Your answer is a copy of every line in the records where "value" appears.

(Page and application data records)

# # #

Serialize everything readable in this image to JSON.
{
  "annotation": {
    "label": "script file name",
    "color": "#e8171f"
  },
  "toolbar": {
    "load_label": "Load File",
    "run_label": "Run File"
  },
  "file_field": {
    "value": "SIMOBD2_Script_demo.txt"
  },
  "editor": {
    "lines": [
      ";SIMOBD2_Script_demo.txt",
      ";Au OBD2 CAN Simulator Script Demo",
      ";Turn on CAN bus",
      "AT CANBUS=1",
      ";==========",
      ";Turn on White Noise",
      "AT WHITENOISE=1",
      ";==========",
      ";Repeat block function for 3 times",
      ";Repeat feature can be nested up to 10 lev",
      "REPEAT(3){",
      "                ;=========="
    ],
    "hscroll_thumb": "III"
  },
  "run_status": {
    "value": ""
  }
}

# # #

* [Exercise result]
    "value": "SIMOBD2_Script_demo.txt"
    "value": ""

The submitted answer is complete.